EXERCISE INPUT
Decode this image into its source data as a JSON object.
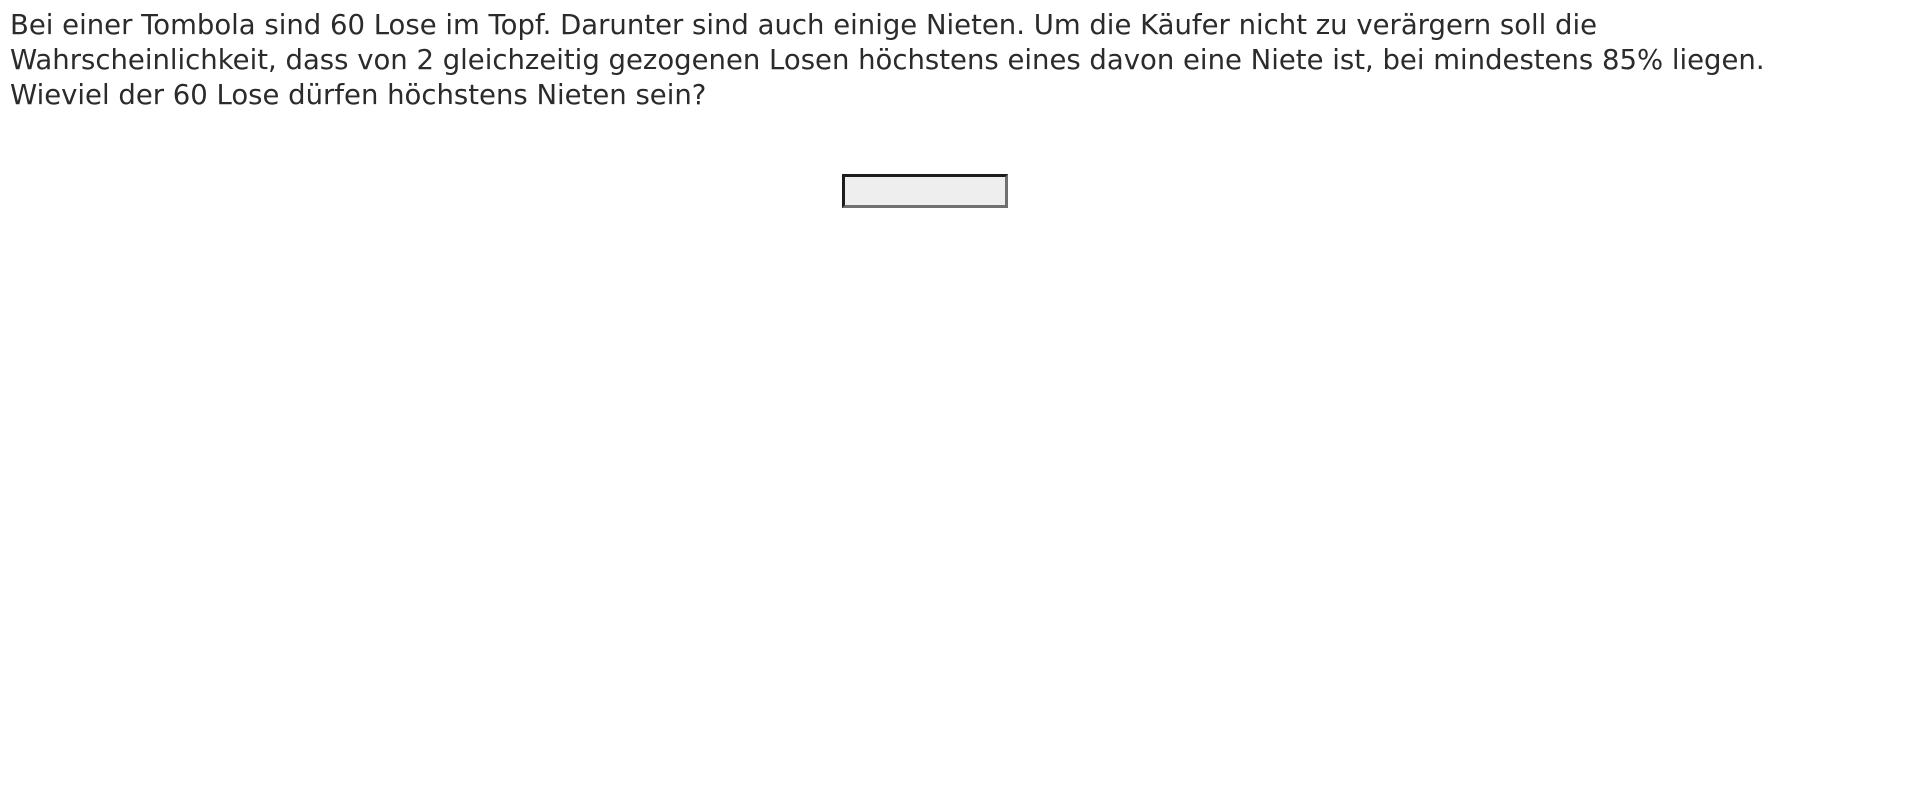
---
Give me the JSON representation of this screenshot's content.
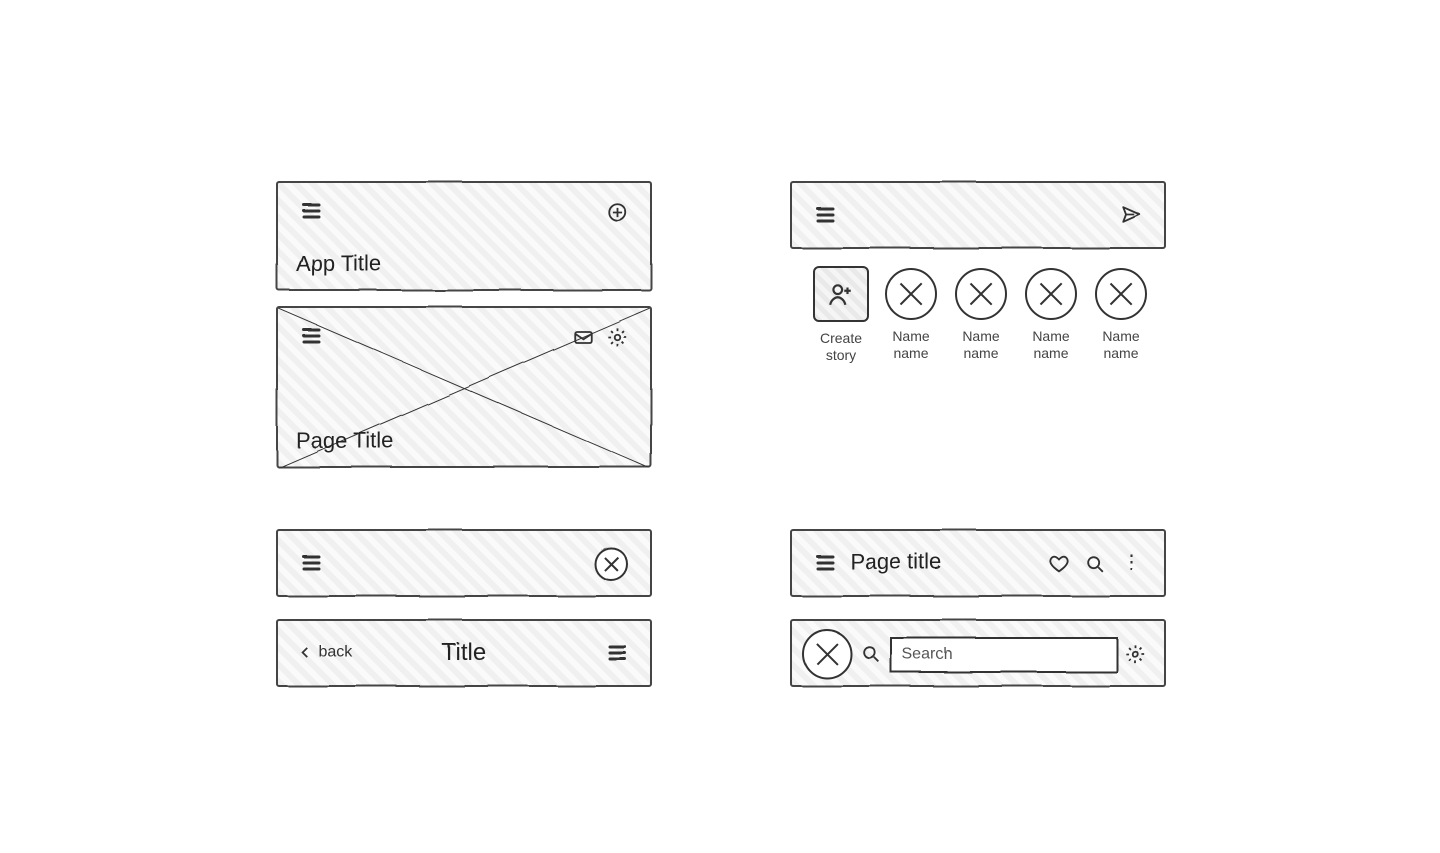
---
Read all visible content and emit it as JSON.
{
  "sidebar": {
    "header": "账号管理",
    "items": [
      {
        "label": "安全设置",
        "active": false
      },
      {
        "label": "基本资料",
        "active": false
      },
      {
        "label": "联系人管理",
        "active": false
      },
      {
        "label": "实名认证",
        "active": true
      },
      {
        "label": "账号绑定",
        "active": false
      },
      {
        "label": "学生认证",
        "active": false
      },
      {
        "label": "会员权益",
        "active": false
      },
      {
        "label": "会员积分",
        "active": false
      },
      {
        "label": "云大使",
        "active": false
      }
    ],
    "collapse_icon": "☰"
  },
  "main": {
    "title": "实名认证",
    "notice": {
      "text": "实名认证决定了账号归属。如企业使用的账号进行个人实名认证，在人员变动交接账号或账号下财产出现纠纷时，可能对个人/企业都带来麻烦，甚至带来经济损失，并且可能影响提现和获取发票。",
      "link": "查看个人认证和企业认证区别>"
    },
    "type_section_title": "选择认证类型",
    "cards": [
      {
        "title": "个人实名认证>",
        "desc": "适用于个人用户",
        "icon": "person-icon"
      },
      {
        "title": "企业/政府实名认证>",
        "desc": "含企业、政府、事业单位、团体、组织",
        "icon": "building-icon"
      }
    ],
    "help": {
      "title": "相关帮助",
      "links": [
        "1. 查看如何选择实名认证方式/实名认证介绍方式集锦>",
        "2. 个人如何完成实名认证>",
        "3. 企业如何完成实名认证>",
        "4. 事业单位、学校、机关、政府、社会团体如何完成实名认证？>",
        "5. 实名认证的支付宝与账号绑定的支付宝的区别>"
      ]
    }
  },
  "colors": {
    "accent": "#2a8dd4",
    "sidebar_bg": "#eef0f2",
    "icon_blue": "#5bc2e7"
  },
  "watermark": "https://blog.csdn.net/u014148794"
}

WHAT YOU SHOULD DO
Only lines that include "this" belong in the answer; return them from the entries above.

WRITTEN RESPONSE
Decode this image into its source data as a JSON object.
Give me the JSON representation of this screenshot's content.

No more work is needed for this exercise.